Black History Month
In 1926 the second week of February was declared “Negro History Week” in the United States. In 1976 the American government expanded this into an officially-recognised Black History Month. Read Barack Obama’s assessment of Rosa Park’s importance for her role in US civil rights, written when he was president.
In 1987 the idea was adopted in the UK, where it is now marked each October.
The month aims to promote knowledge and understanding of black history, culture and heritage. The month also celebrates the great contributions that generations of African and Caribbean people have made to British society. These include abolitionist Olaudah Equiano, Victorian Crimean War nurse Mary Seacole, composer Samuel Coleridge-Taylor and footballers Viv Anderson and Arthur Wharton.
Take a look at our selection of the best related activities and resources available to encourage your students to reflect on relevant issues found in our Black History Month archive.
Read Our Story
Download an assembly from TES on the key events of the Civil Rights movement.
- Racial prejudice is slowly declining in Britain. Discuss whether or not you think racial discrimination will ever be completely dissolved.
- Rosa Parks once said: “You must never be fearful of what you are doing as long as it is right.” Do you agree with this statement? Why?
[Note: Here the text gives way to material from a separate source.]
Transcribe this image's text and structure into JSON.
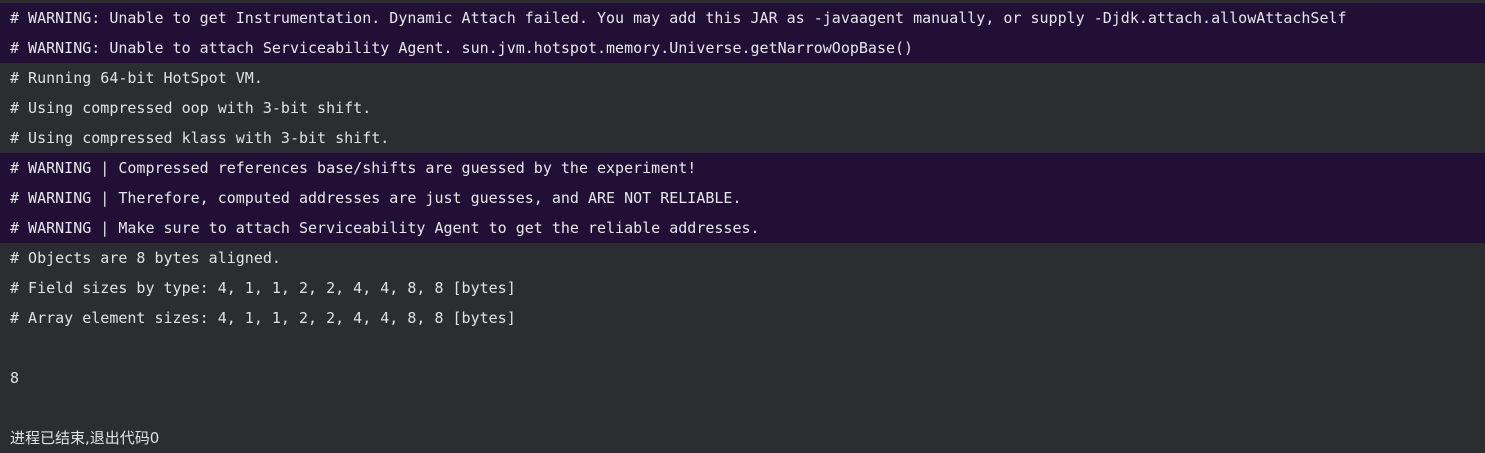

- Research the life of a famous black person whom you admire and create a presentation about his or her life. Talk about the hardships which he or she has had to overcome and the impact he or she has had on the rest of the world.